## [Assignment]
In the listing that follows, count each line containing the string "icon" and report only the count.

## [Source material]
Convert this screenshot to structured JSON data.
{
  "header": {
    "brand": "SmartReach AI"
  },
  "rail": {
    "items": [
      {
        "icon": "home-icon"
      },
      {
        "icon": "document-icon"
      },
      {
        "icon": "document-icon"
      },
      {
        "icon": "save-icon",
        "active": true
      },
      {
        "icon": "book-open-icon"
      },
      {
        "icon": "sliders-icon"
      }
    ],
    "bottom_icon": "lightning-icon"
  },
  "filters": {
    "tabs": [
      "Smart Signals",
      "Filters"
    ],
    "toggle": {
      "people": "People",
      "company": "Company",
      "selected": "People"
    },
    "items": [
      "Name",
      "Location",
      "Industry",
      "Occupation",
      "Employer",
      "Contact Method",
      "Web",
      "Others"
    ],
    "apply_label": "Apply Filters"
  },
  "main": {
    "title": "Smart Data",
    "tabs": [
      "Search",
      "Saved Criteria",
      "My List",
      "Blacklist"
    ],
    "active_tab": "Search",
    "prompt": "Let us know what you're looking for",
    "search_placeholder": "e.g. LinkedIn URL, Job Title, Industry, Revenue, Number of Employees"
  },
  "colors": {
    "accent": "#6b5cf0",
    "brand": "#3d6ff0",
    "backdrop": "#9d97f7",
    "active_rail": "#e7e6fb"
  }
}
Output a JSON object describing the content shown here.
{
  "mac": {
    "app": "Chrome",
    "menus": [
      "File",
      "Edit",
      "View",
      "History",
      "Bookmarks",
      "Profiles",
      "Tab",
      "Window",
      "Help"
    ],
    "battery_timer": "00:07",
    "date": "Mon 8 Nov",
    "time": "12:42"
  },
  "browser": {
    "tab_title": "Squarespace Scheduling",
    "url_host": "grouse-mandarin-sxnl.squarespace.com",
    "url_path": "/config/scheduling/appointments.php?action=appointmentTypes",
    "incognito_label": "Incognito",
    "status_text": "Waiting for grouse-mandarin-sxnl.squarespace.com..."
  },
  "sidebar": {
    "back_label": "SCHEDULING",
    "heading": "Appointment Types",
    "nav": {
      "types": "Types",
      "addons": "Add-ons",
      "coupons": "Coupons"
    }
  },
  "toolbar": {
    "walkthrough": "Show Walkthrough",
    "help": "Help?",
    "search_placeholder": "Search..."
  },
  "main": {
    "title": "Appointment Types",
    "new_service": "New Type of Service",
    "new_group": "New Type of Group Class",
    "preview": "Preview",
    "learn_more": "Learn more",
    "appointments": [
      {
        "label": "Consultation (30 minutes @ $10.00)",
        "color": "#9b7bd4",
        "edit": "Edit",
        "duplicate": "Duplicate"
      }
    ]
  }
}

## [Exercise solution]
7